ScienceDaily reports in Deciphering The Mystery Of Bee Flight that scientists have finally figured out how bees fly.
Their wings beat over a short arc of about 90 degrees, but ridiculously fast, at around 230 beats per second. Fruit flies, in comparison, are 80 times smaller than honeybees, but flap their wings only 200 times a second.
When bees want to generate more power–for example, when they are carting around a load of nectar or pollen–they increase the arc of their wing strokes, but keep flapping at the same rate.
“This is one of those cases where you can make a mistake by looking at an animal and assuming that it is perfectly adapted. An alternate hypothesis is that bee ancestors inherited this kind of muscle and now present-day bees must live with its peculiarities,” Dickinson [professor of bioengineering at California Institute of Technology] says.

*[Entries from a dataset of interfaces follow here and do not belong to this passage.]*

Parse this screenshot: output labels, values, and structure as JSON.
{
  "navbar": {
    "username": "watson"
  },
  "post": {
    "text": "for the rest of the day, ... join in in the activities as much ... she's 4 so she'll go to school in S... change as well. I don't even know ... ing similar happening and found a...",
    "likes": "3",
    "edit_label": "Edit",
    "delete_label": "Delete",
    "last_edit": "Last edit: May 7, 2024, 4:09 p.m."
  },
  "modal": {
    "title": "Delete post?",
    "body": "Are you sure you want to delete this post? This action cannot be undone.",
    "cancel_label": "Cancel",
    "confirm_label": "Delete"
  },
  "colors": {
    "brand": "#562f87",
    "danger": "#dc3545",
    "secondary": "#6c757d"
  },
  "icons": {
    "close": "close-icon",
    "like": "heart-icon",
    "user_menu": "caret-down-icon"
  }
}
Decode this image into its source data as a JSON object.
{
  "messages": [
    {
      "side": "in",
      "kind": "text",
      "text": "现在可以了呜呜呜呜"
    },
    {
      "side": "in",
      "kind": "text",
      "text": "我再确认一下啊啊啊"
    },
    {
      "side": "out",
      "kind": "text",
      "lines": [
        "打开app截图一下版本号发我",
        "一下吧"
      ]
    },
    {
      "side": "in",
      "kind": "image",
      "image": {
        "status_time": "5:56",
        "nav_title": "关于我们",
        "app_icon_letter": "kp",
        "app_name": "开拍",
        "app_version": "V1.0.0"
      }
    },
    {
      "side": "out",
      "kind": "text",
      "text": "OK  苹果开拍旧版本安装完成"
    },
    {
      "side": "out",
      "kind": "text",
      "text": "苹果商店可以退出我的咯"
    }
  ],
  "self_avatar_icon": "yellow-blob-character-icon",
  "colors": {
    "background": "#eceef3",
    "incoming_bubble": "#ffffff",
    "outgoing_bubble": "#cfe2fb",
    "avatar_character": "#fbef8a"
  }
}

Maybe “survival of the fittest” may have to be replaced with “survival of the most persistent.”